§ Source data
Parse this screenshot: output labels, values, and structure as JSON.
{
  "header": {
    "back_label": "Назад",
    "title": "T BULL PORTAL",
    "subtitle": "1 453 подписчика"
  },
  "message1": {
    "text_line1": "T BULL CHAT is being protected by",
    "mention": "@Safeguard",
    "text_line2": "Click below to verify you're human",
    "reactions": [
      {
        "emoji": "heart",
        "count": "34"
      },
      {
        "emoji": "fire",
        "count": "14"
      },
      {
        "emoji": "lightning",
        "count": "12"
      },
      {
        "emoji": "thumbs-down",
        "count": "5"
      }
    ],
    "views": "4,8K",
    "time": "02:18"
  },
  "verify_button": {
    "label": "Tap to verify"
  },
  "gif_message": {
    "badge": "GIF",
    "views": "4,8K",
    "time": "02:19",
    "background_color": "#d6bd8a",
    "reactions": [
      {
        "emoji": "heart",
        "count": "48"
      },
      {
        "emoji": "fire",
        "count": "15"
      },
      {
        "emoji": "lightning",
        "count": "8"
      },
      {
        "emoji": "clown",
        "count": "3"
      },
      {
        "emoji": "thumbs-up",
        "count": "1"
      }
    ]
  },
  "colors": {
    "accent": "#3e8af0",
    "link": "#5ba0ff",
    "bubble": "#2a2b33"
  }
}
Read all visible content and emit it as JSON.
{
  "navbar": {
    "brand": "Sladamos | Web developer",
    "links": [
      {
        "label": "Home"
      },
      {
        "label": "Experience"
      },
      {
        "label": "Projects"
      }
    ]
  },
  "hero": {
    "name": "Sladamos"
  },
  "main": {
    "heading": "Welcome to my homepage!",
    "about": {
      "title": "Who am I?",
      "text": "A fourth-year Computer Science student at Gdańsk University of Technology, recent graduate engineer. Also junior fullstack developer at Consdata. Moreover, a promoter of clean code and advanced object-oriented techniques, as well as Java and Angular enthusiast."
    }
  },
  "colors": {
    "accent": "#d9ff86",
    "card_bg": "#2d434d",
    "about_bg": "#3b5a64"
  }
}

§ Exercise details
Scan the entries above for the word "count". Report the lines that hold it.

§ Answer
        "count": "34"
        "count": "14"
        "count": "12"
        "count": "5"
        "count": "48"
        "count": "15"
        "count": "8"
        "count": "3"
        "count": "1"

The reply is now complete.